Presentation on theme: " American Psychologist He provided a new understanding of human behavior and development through studies of social behavior of monkeys. His research."— Presentation transcript:
American Psychologist He provided a new understanding of human behavior and development through studies of social behavior of monkeys. His research contributions (in the areas of learning, motivation, and affection) have major relevance for general and child psychology.
Harlow's research developed an abundant supply of primate learning tests and tasks that became standards in the field. Harlow wanted to prove to the psychology community that primate research could contribute to the understanding of important clinical issues without having to be molecular in nature. His theory hinged on the universal need for contact. Harlow's famous wire/cloth "mother" monkey studies demonstrated that the need for affection created a stronger bond between mother and infant than did physical needs (food).
In Harlow's initial experiments, infant monkeys were separated from their mothers at six to twelve hours after birth and were raised instead with substitute or "surrogate" mothers made either of heavy wire mesh or of wood covered with cloth. Both mothers were the same size, but the wire mother had no soft surfaces while the other mother was cuddly covered with foam rubber and soft terry cloth. Both mothers were also warmed by an electric light placed inside them.
In one experiment both types of surrogates were present in the cage, but only one was equipped with a nipple from which the infant could nurse. Some infants received nourishment from the wire mother, and others were fed from the cloth mother. Even when the wire mother was the source of nourishment (and a source of warmth provided by the electric light), the infant monkey spent a greater amount of time clinging to the cloth surrogate. These results led researchers to believe the need for closeness and affection goes deeper than a need for warmth.
These monkeys raised by the dummy mothers engaged in strange behavioral patterns later in their adult life. Some sat clutching themselves, rocking constantly back and forth; a stereotypical behavior pattern for excessive and misdirected aggression. Normal sexual behaviors were replaced my misdirected and atypical patterns: isolate females ignored approaching normal males, while isolate males made inaccurate attempts to copulate with normal females.
As parents, these isolate female monkeys (the "motherless mothers" as Harlow called them) were either negligent or abusive. Negligent mothers did not nurse, comfort, or protect their young, nor did they harm them. The abusive mothers violently bit or otherwise injured their babies, to the point that many of them died.
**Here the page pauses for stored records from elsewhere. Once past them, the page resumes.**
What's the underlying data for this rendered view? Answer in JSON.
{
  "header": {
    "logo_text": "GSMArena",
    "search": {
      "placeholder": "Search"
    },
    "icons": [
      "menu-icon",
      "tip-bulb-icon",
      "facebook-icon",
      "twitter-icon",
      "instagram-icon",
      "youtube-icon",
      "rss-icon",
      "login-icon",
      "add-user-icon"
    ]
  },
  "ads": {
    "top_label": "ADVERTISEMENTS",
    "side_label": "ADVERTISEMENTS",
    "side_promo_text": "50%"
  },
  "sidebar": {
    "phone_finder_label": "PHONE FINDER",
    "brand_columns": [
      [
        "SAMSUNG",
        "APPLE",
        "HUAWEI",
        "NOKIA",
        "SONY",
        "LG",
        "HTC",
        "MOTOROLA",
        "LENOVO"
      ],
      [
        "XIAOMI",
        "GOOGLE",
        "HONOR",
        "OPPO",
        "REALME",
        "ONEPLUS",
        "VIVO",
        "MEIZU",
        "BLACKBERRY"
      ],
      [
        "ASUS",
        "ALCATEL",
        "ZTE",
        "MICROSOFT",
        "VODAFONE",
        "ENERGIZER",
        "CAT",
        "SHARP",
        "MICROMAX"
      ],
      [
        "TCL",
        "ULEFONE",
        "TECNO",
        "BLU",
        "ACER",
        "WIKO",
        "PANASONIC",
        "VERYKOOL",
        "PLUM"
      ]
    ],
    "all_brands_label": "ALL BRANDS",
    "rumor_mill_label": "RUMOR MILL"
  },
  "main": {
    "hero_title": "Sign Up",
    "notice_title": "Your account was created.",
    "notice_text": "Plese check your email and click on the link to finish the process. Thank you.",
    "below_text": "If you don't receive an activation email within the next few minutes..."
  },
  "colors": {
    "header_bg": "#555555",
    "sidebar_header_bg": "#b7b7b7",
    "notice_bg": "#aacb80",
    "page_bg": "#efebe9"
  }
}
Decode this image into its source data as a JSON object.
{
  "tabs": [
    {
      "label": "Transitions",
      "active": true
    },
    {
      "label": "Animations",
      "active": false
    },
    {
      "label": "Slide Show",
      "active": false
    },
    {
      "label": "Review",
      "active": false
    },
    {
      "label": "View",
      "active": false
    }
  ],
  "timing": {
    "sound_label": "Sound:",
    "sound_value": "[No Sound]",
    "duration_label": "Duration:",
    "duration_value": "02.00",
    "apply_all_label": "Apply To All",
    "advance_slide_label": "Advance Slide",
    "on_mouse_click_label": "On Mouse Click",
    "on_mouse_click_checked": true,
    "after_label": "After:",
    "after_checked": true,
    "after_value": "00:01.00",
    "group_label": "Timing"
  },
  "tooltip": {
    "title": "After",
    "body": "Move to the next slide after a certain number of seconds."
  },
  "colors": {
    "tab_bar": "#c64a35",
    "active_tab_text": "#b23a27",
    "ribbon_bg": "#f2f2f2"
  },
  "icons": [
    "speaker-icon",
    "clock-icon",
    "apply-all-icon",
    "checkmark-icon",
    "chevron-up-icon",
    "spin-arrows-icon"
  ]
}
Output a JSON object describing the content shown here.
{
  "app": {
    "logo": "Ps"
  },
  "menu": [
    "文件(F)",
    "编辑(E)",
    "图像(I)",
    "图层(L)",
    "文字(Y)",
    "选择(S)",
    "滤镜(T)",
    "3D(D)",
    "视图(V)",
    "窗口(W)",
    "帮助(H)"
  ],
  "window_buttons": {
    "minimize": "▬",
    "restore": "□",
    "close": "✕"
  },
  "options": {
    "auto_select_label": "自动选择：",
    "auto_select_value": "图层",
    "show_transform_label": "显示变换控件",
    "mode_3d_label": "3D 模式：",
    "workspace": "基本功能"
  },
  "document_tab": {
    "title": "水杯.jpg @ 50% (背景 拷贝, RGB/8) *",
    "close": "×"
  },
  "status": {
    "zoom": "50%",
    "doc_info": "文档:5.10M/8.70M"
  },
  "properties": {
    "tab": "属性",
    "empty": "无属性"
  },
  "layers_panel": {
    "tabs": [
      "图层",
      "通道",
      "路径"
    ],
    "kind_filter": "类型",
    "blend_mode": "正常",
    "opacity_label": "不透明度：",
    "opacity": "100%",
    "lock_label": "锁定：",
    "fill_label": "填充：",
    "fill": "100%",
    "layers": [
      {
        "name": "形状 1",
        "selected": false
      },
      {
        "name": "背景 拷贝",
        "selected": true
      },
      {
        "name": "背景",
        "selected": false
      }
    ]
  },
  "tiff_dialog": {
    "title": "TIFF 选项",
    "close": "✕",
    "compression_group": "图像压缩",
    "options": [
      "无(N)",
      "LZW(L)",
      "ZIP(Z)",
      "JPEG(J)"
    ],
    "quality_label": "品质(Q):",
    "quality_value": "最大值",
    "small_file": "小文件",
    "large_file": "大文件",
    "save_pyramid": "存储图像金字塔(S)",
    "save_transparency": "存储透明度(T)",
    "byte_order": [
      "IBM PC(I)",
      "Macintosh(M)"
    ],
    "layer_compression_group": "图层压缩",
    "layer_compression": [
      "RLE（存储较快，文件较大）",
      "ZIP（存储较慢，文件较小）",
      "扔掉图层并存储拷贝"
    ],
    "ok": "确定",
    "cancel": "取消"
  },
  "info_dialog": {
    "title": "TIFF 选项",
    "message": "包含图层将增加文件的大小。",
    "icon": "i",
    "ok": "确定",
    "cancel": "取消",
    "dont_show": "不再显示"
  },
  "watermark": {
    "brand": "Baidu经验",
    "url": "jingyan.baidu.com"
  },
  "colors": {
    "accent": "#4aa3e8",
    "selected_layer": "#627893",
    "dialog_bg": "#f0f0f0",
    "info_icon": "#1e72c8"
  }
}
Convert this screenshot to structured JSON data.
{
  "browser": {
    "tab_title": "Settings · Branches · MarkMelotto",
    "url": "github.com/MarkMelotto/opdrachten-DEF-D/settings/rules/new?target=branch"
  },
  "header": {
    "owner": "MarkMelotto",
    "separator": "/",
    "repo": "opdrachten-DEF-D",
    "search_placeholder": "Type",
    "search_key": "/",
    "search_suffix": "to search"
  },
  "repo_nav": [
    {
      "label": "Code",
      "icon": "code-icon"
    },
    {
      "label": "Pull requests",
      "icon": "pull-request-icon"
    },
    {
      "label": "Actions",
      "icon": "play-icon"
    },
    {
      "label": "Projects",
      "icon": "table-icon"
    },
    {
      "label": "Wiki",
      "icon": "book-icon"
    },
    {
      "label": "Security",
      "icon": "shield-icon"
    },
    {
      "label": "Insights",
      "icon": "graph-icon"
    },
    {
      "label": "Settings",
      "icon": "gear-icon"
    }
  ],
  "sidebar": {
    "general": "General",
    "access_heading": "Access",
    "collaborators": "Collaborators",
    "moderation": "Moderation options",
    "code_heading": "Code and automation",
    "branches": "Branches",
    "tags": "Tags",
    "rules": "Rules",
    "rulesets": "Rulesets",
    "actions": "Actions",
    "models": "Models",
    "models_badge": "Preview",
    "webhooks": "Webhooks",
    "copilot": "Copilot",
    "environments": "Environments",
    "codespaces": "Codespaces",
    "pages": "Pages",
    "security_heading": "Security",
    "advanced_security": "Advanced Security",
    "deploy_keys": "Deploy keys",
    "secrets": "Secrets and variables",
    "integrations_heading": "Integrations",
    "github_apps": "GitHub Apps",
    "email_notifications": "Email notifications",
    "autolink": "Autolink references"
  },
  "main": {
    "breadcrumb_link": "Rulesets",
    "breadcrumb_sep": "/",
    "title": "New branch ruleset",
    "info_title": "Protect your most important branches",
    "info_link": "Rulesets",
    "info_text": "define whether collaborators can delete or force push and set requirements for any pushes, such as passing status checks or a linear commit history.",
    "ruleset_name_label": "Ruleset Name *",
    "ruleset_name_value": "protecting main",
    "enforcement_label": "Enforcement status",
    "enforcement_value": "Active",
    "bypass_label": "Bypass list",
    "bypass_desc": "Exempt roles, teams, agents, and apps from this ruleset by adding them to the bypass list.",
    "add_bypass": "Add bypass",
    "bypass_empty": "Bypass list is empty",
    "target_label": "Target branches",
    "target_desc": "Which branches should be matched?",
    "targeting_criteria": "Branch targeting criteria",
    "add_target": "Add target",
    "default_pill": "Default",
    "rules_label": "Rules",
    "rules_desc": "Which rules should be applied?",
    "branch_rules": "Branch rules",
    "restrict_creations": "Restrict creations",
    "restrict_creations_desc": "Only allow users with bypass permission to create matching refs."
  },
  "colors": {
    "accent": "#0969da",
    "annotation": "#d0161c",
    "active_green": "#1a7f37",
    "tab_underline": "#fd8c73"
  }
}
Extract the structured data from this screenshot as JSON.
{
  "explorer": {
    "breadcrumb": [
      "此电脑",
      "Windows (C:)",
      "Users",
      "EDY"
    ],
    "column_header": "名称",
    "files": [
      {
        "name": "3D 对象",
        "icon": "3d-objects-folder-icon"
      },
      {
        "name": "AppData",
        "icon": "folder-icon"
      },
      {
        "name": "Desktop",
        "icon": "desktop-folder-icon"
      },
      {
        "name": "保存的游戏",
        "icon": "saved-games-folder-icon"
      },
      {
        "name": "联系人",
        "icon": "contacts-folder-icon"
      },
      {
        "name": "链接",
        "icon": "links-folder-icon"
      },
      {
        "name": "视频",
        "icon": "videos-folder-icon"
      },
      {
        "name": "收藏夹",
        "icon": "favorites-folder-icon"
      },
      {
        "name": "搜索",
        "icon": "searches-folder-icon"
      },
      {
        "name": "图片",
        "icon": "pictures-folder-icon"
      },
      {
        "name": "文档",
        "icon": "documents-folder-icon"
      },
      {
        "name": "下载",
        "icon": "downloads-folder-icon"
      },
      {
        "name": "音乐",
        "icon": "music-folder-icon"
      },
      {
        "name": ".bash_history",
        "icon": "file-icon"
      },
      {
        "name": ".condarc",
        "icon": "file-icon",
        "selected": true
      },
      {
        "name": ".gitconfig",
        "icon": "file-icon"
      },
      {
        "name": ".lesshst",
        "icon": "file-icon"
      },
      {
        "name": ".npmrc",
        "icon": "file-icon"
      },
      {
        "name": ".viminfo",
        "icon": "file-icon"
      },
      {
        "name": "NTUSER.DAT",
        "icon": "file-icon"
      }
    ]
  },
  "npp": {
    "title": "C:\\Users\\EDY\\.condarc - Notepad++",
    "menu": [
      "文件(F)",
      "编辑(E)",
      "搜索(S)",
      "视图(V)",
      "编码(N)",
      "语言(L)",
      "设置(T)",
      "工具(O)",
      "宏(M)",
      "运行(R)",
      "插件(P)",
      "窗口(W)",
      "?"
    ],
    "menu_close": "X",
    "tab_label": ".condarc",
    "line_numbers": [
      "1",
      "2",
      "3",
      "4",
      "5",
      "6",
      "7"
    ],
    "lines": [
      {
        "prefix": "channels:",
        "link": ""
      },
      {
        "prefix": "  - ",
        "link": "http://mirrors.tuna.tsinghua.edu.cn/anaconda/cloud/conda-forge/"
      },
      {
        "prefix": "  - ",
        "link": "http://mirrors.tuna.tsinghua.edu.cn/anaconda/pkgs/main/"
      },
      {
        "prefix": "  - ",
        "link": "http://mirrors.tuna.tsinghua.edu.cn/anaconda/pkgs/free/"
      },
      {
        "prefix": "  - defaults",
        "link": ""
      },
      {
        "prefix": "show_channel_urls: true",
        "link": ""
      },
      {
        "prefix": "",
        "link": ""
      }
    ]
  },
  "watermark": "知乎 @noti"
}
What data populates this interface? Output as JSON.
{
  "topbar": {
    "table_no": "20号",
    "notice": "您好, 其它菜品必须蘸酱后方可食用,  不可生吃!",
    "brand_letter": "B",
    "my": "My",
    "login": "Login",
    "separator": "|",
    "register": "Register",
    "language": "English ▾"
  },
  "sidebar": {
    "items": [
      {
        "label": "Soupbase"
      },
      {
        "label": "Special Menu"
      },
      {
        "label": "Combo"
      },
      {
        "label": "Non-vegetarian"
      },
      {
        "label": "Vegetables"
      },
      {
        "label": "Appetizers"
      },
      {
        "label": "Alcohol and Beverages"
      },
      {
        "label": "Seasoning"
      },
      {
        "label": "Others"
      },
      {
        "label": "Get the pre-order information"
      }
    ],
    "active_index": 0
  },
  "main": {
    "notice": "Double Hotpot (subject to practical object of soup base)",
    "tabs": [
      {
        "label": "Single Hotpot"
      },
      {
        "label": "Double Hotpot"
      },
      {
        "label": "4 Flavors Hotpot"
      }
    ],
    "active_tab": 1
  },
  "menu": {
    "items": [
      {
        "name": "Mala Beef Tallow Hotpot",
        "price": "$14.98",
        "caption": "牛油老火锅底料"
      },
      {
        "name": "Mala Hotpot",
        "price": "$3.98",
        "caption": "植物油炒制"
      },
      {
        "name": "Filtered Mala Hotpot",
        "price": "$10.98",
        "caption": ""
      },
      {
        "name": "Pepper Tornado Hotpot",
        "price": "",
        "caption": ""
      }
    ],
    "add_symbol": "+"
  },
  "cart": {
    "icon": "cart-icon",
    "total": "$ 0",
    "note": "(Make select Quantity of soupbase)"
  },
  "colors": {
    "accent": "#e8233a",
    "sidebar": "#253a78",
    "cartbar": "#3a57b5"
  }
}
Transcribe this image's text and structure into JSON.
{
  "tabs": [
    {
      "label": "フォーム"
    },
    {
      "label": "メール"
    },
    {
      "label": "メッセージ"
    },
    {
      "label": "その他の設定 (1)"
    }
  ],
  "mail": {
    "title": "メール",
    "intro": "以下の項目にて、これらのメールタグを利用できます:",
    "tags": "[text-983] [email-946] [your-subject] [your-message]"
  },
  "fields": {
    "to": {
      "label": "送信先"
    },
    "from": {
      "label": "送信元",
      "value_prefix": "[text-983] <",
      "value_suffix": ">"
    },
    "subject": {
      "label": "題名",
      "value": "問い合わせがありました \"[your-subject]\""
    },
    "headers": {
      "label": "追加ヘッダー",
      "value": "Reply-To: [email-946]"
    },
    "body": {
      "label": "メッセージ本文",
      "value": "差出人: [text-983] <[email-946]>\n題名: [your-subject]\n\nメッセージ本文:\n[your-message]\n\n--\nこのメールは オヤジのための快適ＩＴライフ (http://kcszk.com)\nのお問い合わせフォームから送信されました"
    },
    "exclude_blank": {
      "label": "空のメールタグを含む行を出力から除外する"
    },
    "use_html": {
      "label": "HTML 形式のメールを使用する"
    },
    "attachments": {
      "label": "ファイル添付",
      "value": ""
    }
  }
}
Deprivation of emotional bonds to live mother monkeys (as infant monkeys) these (now adult) monkeys were unable to create a secure attachment with their own offspring. (Principles of General Psychology, 1980, John Wiley and Sons).
Harlow's research suggested the importance of mother/child bonding. Not only does the child look to his/her mother for basic needs such as food, safety, and warmth, but he also needs to feel love, acceptance, and affection from the caregiver. His findings show some long-term psychological physical effects of delinquent or inadequate attentiveness to child needs.
Harlow also did learning research with his monkeys. His theory, "Learning to Learn", described the ability of animals to slowly learn a general rule that could then be applied to rapidly solve new problem sets.
Harlow's learning research demonstrates that animals, like humans, are able to learn to apply strategies or rules to situations to help them solve problems.